At the beginning of each new year, thoughts inevitably turn to plans for the year to come: new projects to undertake, goals to attain, books to read, skills to develop or strengthen. For many marketers, as 2018 gets underway, this will include ideas around creating new and innovative marketing campaigns, finding new sources of data, improving the relationship between sales and marketing, getting more accurate with pipeline projections, increasing conversion rates, and much more.

But while those things are important, my opinion is that none of them individually rise to the level of the “most important” thing for marketing leaders to focus on in 2018. Instead, we need to take a step back and focus developing a skill that’s far simpler—and infinitely more complex.
It’s managing change.

CMOs have the shortest average tenure of any C-level position at just 42 months. This means that marketing leaders face mounting pressure to deliver solutions to address business challenges on a shorter and shorter timeline. The amount of data and technology at our disposal can lead to impressive results, but it also means we have to perform at higher levels to keep up. I have some theories on this, and they all relate to change (but surprisingly, not changing jobs).

A marketer’s role is to respond to the current conditions, business challenges, and competitive landscape—all of which change frequently. Just because something worked last year, or in your previous role, doesn’t necessarily mean it will remain a proven strategy the next time. Anyone who intends to succeed in the business world will have to become more comfortable with change. This means being comfortable with the uncomfortable, at peace with being in uncharted territory, and having the confidence to take risks.

But there are also several steps we can actively undertake to make change easier to manage. Here are just a few.

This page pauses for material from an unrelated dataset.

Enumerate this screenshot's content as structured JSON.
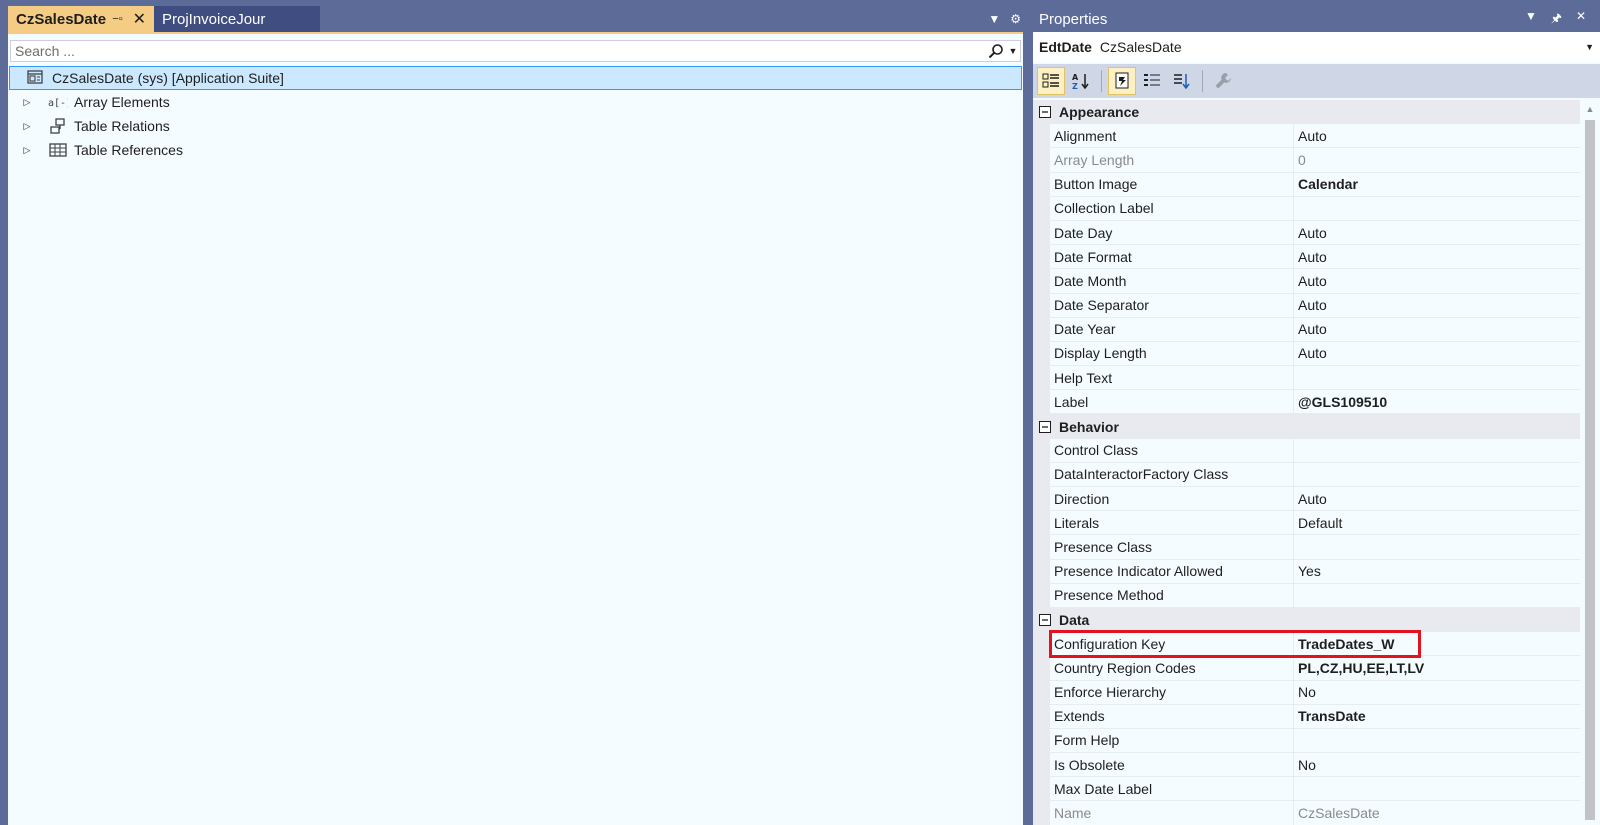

Be a marketing advocate. I still believe that within most companies, marketing remains a poorly defined and misunderstood function. At a very high level, marketing exists to develop a strong brand, drive business demand, and help the shape the company’s culture. As marketers we take this for granted, but we should also not assume that everyone within the company understands this.

It’s up to us to educate those around us about the marketing function, strategy, and goals. We should be able to readily and intentionally explain how marketing improving the brand and helping drive demand.

Even more importantly, when we shift strategies, we should be communicating how and why we’re making those changes. Modern marketing is a moving target and strategy is not static. It’s on us to inform the CEO and others as to the challenges we face, but also the solutions we develop. After all, marketing is a key part of a company’s strategy, and advocacy ensures that it will remain so.

Stay agile when it comes to data. There’s no question that today’s marketing is driven by data. We analyze leads by channel and region, develop new target accounts, calculate productivity per head, map marketing programming to pipeline generation, and estimate the amount of potential new business at every event.

These are the tactics we employ today, but this aspects of our approach will undoubtedly change in three, six, or nine months. And we need to be prepared for how this will change our strategy and tactics. New technologies will emerge, and the prospects of tomorrow will have new needs and expectations. Our collection methods and the type of data we assess will likely change as well.
Keep this in the back of your mind, and watch for signs of change around marketing data. Be ready to respond to these changes when they come, because adapting to change is key to your success (and that of your team).

Think beyond marketing. If marketing is to play a role in shaping the company culture, then it’s on us to help all areas of the company succeed. This sounds like a selfless goal, but there is a self preservation element to this as well. For example, if sales isn’t hitting targets, then marketing’s demand generations efforts are somewhat irrelevant. For most marketing teams, this will require a shift in the way we think about the scope of our responsibilities.

One of the most important relationships within the company is the one between sales and marketing. Thinking beyond marketing means building that relationship and providing the right messaging, content, and pipeline so the sales organization can flourish. Consider too the relationship between marketing and other areas of the company. The hand off between product management and product marketing. The importance of insight from relationship managers and the services team in enhancing customer marketing efforts. The list goes on and on.

With a slight change to our current approach, marketing can be the common thread that connects seemingly separate areas of the company. By taking a more holistic approach to marketing, our efforts can complement and amplify the impressive work of our colleagues.

Is it really possible to to manage change while driving a great brand and a healthy demand engine, educating our colleagues on the latest marketing strategies, watching data trends, and supporting our colleagues in other departments? Absolutely. It just requires us to be ok with change and open to following an unfolding path that may twist and turn with alarming frequency.

I love this quote from George Bernard Shaw: “Progress is impossible without change, and those who cannot change their minds cannot change anything.” As we continue to move forward, we will be influenced by an enormous amount of data, rapidly evolving technology solutions, and morphing challenges for our customers.

Marketing is going through a period of rapid change. It’s fun, exciting, and daunting. The stakes are high—but the upside potential is staggering. Let’s do this.